● **Exercise requirements**
Every line of the entries with the word "manager" in it should be shown.

=== Begin Enclosure ===

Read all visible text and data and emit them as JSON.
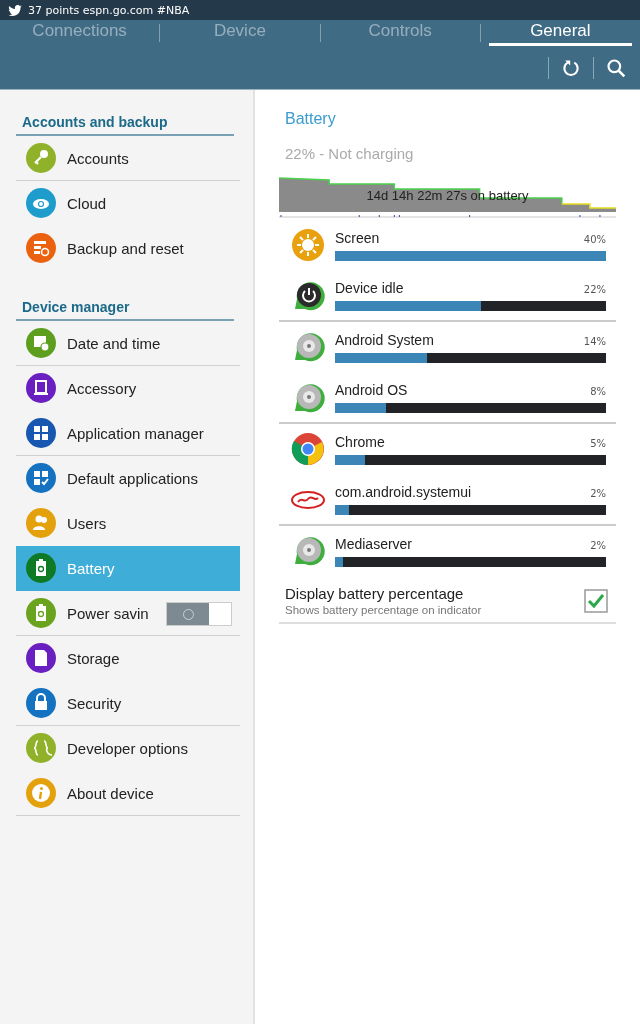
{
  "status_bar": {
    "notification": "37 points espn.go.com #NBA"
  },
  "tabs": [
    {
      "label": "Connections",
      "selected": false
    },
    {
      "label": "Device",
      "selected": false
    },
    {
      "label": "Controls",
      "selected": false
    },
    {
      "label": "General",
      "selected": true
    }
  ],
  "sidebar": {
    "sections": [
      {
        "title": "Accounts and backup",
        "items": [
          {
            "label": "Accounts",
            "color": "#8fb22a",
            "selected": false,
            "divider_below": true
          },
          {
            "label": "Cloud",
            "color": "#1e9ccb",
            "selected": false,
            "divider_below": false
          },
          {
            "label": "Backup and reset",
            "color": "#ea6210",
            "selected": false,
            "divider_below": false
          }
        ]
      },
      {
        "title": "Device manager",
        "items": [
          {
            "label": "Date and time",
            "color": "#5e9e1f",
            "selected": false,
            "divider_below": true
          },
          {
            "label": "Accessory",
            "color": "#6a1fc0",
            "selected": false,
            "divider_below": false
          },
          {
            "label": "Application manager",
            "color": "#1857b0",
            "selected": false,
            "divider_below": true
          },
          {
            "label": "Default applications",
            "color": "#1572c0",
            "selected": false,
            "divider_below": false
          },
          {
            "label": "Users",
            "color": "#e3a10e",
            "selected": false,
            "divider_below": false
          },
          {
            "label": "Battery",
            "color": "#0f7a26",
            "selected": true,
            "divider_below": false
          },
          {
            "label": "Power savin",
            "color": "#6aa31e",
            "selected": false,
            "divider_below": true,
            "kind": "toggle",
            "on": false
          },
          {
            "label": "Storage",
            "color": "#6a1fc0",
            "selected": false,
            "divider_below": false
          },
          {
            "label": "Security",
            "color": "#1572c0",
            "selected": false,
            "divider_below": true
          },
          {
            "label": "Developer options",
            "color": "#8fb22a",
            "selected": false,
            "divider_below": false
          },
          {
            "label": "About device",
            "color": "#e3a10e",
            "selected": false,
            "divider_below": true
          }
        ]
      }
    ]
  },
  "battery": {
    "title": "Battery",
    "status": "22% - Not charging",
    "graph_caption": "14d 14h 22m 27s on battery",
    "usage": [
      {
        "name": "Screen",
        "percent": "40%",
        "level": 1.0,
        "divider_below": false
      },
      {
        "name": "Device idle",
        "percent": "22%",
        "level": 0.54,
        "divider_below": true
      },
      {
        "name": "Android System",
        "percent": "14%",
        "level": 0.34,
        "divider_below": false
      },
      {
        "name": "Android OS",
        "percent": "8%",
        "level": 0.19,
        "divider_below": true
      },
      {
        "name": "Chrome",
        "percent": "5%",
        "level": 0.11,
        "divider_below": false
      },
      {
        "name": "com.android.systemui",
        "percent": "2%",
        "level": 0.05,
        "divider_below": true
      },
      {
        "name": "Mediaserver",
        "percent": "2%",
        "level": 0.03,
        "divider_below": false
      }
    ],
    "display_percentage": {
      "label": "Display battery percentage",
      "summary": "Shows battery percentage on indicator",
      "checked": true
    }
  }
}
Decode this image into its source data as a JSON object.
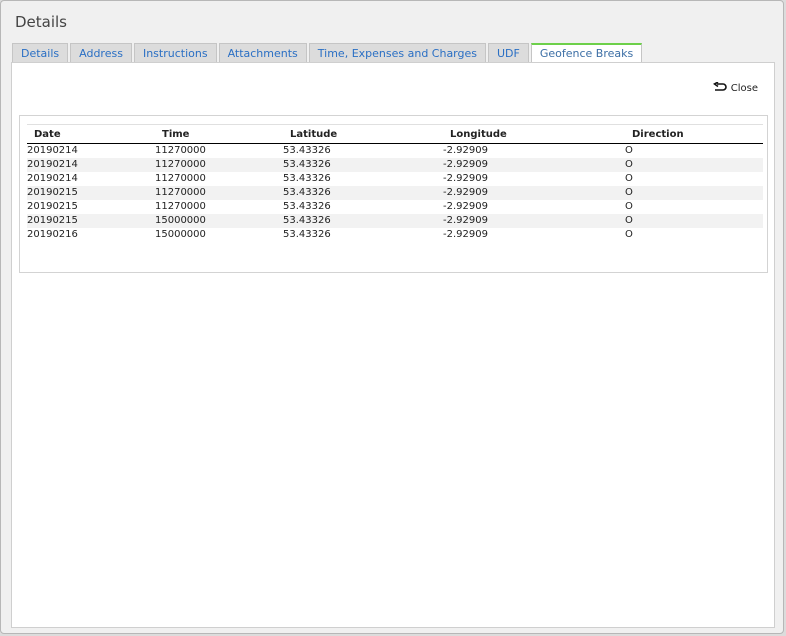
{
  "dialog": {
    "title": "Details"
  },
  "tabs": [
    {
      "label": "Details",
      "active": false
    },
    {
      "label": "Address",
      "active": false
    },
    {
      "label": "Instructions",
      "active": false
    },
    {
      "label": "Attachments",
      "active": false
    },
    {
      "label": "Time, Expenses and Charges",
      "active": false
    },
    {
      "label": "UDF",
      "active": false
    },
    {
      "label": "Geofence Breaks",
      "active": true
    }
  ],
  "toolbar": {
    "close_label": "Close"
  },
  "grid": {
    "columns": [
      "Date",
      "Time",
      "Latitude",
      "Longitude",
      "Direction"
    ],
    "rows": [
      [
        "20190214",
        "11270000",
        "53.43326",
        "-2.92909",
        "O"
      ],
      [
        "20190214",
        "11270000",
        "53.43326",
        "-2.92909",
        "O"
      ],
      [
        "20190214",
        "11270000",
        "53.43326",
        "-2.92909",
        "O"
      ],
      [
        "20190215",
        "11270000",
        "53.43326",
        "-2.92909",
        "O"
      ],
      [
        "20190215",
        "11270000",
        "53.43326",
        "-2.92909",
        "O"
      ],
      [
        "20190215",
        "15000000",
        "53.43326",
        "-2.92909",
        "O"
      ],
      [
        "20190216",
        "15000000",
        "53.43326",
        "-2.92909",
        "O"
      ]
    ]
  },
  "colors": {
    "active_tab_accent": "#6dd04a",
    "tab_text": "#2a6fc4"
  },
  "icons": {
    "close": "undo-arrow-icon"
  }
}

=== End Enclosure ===
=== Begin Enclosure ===

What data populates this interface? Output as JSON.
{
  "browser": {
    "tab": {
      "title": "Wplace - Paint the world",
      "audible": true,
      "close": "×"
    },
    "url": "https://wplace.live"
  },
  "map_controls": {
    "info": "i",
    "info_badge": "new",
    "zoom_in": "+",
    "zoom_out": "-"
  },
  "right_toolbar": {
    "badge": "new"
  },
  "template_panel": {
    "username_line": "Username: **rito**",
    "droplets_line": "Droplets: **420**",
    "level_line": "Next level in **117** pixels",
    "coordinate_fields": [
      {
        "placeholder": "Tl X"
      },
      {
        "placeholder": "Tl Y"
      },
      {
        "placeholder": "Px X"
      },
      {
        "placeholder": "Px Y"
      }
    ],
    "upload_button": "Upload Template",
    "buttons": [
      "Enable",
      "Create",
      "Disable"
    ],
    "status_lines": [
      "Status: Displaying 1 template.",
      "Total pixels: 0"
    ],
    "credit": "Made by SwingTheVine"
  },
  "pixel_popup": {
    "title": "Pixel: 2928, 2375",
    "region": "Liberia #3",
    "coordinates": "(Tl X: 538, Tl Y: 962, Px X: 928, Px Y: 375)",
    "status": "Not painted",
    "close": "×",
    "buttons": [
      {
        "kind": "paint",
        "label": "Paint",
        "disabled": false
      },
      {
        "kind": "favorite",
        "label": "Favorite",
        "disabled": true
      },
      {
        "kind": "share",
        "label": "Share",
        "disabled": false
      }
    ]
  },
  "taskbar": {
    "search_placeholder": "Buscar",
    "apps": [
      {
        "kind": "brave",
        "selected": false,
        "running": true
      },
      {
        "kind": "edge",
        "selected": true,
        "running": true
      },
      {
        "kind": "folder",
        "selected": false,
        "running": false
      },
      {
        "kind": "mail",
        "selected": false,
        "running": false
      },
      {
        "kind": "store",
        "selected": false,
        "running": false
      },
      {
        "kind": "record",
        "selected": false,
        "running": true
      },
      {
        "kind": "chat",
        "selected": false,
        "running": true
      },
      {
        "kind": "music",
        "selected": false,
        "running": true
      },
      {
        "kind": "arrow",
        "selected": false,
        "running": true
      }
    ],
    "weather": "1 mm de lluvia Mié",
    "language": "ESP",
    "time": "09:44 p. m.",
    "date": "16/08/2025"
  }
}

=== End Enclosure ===

● **Solution to the problem**
        "title": "Device manager",
            "label": "Application manager",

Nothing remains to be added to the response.